For June solstice from 3000 AD to 1000 AD use the following for JDME:
JDME = 2,451,716.56767 + 365,241.62603*M + 0.00325*M^2 + 0.00888*M^3 - 0.00030*M^4

For June solstice from 1000 AD to -1000 AD use the following for JDME:
JDME = 1,721,233.25401 + 365,241.72562*M - 0.05323*M^2 + 0.00907*M^3 + 0.00025*M^4
and use the following formula for finding M (the millenium): M = Y/1000                :convert AD year to millenia, from 0 AD (1 BC). (instead of: M = (Y-2000) / 1000 shown above)

For September equinox from 3000 AD to 1000 AD use the following for JDME:
JDME = 2,451,810.21715 + 365,242.01767*M - 0.11575*M^2 + 0.00337*M^3 + 0.00078*M^4

For September equinox from 1000 AD to -1000 AD use the following for JDME:
JDME = 1,721,325.70455 + 365,242.49558*M - 0.11677*M^2 - 0.00297*M^3 + 0.00074*M^4
and use the following formula for finding M (the millenium):
M = Y/1000                :convert AD year to millenia, from 0 AD (1 BC).
(instead of: M = (Y-2000) / 1000 shown above)

For December solstice from 3000 AD to 1000 AD use the following for JDME:
JDME = 2,451,900.05952 + 365,242.74049*M - 0.06223*M^2 - 0.00823*M^3 + 0.00032*M^4

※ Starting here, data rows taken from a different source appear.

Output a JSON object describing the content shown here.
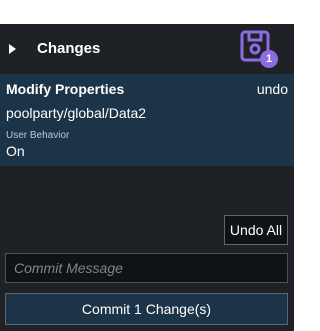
{
  "header": {
    "title": "Changes",
    "caret_icon": "caret-right-icon",
    "save_icon": "save-icon",
    "change_count_badge": "1"
  },
  "change": {
    "title": "Modify Properties",
    "undo_label": "undo",
    "path": "poolparty/global/Data2",
    "property_label": "User Behavior",
    "property_value": "On"
  },
  "actions": {
    "undo_all_label": "Undo All",
    "commit_message_placeholder": "Commit Message",
    "commit_message_value": "",
    "commit_button_label": "Commit 1 Change(s)"
  },
  "colors": {
    "panel_background": "#1e2226",
    "item_background": "#1b3448",
    "accent_purple": "#8e6be3"
  }
}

For December solstice from 1000 AD to -1000 AD use the following for JDME:
JDME = 1,721,414.39987 + 365,242.88257*M - 0.00769*M^2 - 0.00933*M^3 - 0.00006*M^4
and use the following formula for finding M (the millenium):
M = Y/1000                 :convert AD year to millenia, from 0 AD (1 BC).
(instead of: M = (Y-2000) / 1000 shown above)

Let me know what results you come up with and I will double check them also as I wish to find the problem with Meeus' table of "Durations..." (or my misunderstanding of the qualitative physics involved).

--Dee's Y'rs, Simon Cassidy, 1053 47th. St. Emeryville Ca. 94608.